| Neighborhoods

Larger text Larger text Smaller text Smaller text | Order Photo Reprints

Winfield Township places liens on 33 properties to secure sewer tap-in fees

Email Newsletters

Click here to sign up for one of our email newsletters.

Daily Photo Galleries

AlleKiski Valley Photo Galleries

'American Coyotes' Series

Traveling by Jeep, boat and foot, Tribune-Review investigative reporter Carl Prine and photojournalist Justin Merriman covered nearly 2,000 miles over two months along the border with Mexico to report on coyotes — the human traffickers who bring illegal immigrants into the United States. Most are Americans working for money and/or drugs. This series reports how their operations have a major impact on life for residents and the environment along the border — and beyond.

Sunday, May 26, 2013, 12:01 a.m.

Winfield Township has placed liens on 33 properties because the owners haven't paid to tap into the new sewage system in the Cabot section of the municipality.

Residents are required to pay a $5,000 tap-in fee, plus other costs to run a line from their home to tie in.

Of the 33 liens, three home­owners are on four-year payment plans, township Supervisor Matt Klabnik said.

“There aren't as many people on the payment plan as we would like,” he said.

Gray Avenue resident Christine Thompson said although having a lien isn't ideal, she wished she would have known about the payment plan option.

“I wouldn't have had to take out a loan that I'm having trouble paying,” she said.

Thompson said she knew the sewer line was going in when she bought the house about a year ago and agrees it was needed, but the cost has been a hardship for her and her neighbors.

“I think it stinks that it was so expensive,” Thompson said.

The $8 million project connects about 320 homes to the Municipal Authority of Buffalo Township.
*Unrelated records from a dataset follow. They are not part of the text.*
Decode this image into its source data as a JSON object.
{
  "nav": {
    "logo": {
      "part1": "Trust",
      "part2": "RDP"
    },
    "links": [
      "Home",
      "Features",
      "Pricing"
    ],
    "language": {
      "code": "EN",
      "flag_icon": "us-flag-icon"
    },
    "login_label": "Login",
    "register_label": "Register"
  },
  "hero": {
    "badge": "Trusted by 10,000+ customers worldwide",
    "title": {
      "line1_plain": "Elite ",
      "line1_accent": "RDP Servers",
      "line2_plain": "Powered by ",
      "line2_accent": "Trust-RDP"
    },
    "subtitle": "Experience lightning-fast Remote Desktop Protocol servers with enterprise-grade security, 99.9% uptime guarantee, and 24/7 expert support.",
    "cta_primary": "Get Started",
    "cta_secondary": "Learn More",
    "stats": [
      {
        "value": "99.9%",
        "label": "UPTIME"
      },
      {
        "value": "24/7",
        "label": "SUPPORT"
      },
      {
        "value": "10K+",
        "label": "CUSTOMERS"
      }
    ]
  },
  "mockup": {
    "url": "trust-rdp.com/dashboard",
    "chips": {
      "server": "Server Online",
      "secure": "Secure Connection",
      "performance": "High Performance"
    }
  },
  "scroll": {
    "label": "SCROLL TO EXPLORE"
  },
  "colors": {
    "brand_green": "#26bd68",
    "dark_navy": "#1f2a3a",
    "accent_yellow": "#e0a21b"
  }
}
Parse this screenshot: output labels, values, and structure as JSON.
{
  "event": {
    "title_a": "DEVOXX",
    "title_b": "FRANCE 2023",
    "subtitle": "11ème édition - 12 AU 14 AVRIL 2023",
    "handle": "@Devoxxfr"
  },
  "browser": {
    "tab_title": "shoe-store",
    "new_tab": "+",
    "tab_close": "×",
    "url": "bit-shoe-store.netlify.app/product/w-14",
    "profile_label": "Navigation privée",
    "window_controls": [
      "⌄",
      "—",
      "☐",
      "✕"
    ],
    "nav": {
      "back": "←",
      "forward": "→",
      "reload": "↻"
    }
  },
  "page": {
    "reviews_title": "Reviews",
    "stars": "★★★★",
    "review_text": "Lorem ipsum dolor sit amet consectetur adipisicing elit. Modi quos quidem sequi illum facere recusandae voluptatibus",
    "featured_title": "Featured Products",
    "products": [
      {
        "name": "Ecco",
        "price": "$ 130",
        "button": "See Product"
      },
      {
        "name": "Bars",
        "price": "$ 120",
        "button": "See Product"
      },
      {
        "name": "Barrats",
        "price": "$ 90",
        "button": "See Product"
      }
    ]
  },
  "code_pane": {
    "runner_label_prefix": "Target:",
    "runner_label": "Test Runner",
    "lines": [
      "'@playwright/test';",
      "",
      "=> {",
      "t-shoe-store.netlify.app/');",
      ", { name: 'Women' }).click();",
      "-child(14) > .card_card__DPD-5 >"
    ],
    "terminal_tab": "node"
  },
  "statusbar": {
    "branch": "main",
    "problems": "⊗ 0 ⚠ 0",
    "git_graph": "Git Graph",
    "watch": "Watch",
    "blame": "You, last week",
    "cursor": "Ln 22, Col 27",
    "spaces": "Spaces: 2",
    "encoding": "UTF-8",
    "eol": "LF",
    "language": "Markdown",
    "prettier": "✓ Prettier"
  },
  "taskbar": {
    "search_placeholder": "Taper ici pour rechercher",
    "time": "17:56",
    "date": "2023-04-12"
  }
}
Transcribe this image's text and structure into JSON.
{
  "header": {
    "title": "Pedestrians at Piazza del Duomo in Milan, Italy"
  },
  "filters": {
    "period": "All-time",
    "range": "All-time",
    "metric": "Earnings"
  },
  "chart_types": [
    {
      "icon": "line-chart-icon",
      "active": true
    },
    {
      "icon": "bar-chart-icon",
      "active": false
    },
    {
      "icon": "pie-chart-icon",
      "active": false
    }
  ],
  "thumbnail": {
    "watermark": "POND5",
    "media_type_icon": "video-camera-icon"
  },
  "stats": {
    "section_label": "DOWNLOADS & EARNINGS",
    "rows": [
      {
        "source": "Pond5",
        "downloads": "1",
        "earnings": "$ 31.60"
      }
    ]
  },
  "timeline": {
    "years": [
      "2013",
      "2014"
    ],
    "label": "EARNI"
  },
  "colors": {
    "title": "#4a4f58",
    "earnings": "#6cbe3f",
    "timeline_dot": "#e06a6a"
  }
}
It was completed in July.

The state Department of Environmental Protection mandated that the township put in public sewage in Cabot because some septic systems were leaking into Little Buffalo Creek.

“The project wasn't something that the township sought,” Klabnik said.

The township financed the project with two low-interest loans from state programs. It will use the tap-in fees to make the debt service payments.

Until last month, a trailer park along Winfield Road hadn't tapped into the system, said Joanne McKruit, who owns Bernie's Mobile Home Park with her husband, Bernard.

The McKruit family paid about $300,000 in tap-in fees for the 72 trailers and two homes at the park.

“We didn't think we should have been tapped in because our sewage system worked perfectly well,” she said.

But the township cited an agreement her husband signed when the trailer park opened in the 1960s. He agreed to tap into public sewage if it ever became available.

“That was only when we had a few trailers,” said Joanne McKruit, whose husband is in a nursing home.

“We were fighting for our rights and we didn't know if we were going to close or not,” she said. “Out of the clear blue sky I said, ‘my husband Bernie, this was his dream... all his life he worked so hard on this park.'”

She said tapping into the sewage system means she'll also have to pay to remove the old-style sewage treatment and remediate the site.

She said she's unsure how much that will cost.

Jodi Weigand is a staff writer for Trib Total Media. She can be reached at 724-226-4702 or

Subscribe today! Click here for our subscription offers.



Show commenting policy

Most-Read AlleKiski Valley

  1. Captured Armstrong jail escapee Crissman’s criminal history
  2. Rainy summer delays paving projects in New Kensington
  3. Armstrong inmate escapee charged with murdering family matriarch
  4. Winfield supervisors OK natural gas-drilling regulations
  5. Avonmore mayor to resign after being charged with theft
  6. Mt. St. Peter draws crowds with 34th annual Festa Italiana in New Kensington
  7. South Butler superintendent heads home for Mohawk job
  8. Animal Protectors of Allegheny Valley offers free services at clinic
  9. Freeport to address sewage bill deadbeats